“Anytime you make an eye movement greater than 10 degrees, you're going to rotate your head, along with it. So having an IMU inside the glasses that can measure head rotation along with the eye tracker could actually help companies improve their lens design. It could also help patients know how well their prescription works for them.”

Using eye tracking to customize a patient’s prescription is one reason that AdHawk has attracted the attention of Essilor International. The optical giant is one of several investors in the company, along with Samsung Venture Investment Corp, HP Inc., Sony Innovation Fund, Intel Capital, Brightspark Ventures and Silicon Valley Bank. As eye tracking technology continues to be developed by AdHawk and other companies, it is likely to become an even more valuable tool for optical researchers and eyecare practitioners.

“In the last five years, eye tracking has been revolutionized,” said Dr. Shidlofsky, the vision rehabilitation specialist. “As eye tracking technology keeps improving, we're going to get more and more accurate data. I think we're on the right track toward really making this a mainstay of eyecare.”

As eye tracking technology continues to be developed by AdHawk and other companies, it is likely to become an even more valuable tool for optical researchers and eyecare practitioners.

Denis Cohen-Tannoudji Outlines Essilor’s Eye Tracking Efforts

To find out more about Essilor’s interest in AdHawk’s eye tracking technology, I spoke with Denis Cohen-Tannoudji, senior vice president smart vision solutions, Essilor International.

Denis Cohen-Tannoudji

“The eye tracker is potentially an important technology to incorporate into smart glasses,” said Cohen-Tannoudji. “And, of course, smart glasses is a subject of interest for EssilorLuxottica.” In September 2020, the company announced a collaboration with Facebook that is expected to culminate in the launch of Ray-Ban smart glass this year.

Cohen-Tannoudji said eye tracking might also be incorporated into optometry instrumentation. He explained, “Typically, if we want to capture some data in an optical shop using a tablet or other device, we could use eye tracking in a specific way to measure some important parameters for dispensing customized lenses. This is the main reason why we think eye tracking is an important technology, and why we invested in AdHawk.”

Essilor is also studying other potential applications for eye tracking. “We have an R&D team in Paris that is working on neurovision science and optometry, so eye tracking is an object of interest for all of our eye-brain research,” said Cohen-Tannoudji. “To give you an example, we have sponsored an academic chair at the Paris University focusing on the aging of the visual system. It’s called Silversight. Some of their research involves eye tracking.”

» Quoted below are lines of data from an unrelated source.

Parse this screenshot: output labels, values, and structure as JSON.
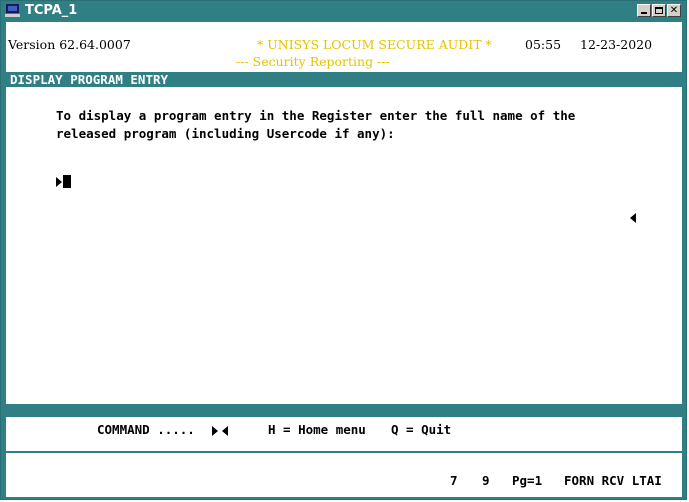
{
  "window": {
    "title": "TCPA_1"
  },
  "header": {
    "version": "Version 62.64.0007",
    "audit_title": "* UNISYS LOCUM SECURE AUDIT *",
    "subtitle": "--- Security Reporting ---",
    "time": "05:55",
    "date": "12-23-2020"
  },
  "section": {
    "title": "DISPLAY PROGRAM ENTRY"
  },
  "prompt": {
    "line1": "To display a program entry in the Register enter the full name of the",
    "line2": "released program (including Usercode if any):"
  },
  "command_bar": {
    "label": "COMMAND .....",
    "home_hint": "H = Home menu",
    "quit_hint": "Q = Quit"
  },
  "status_bar": {
    "row": "7",
    "col": "9",
    "page": "Pg=1",
    "mode": "FORN RCV LTAI"
  },
  "icons": [
    "terminal-app-icon",
    "minimize-icon",
    "maximize-icon",
    "close-icon",
    "cursor-marker-icon",
    "field-end-marker-icon"
  ],
  "colors": {
    "teal": "#2f7f84",
    "audit_yellow": "#e6c200"
  }
}
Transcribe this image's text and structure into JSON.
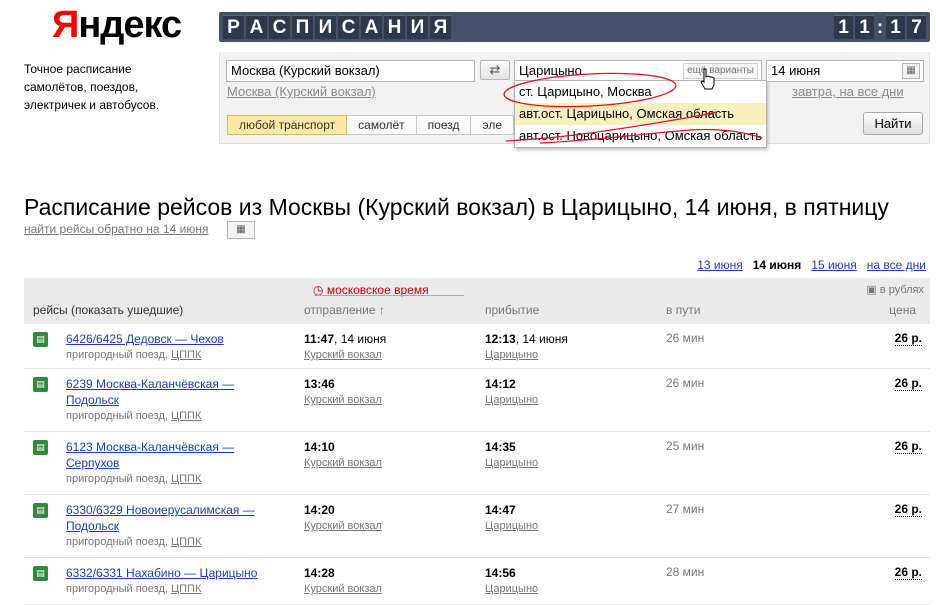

As an aid to researchers, AdHawk has released the AdHawk MindLink kit, which it is offering at a discounted price of $3,500 until April 30, 2021 (after that, the kit will cost $10,000.) To pre-register for a kit, visit: Kits are expected to ship within six to eight weeks of the presale closing date. Cohen-Tannoudji said Essilor is supplying a set of lenses of various powers to go with the kit.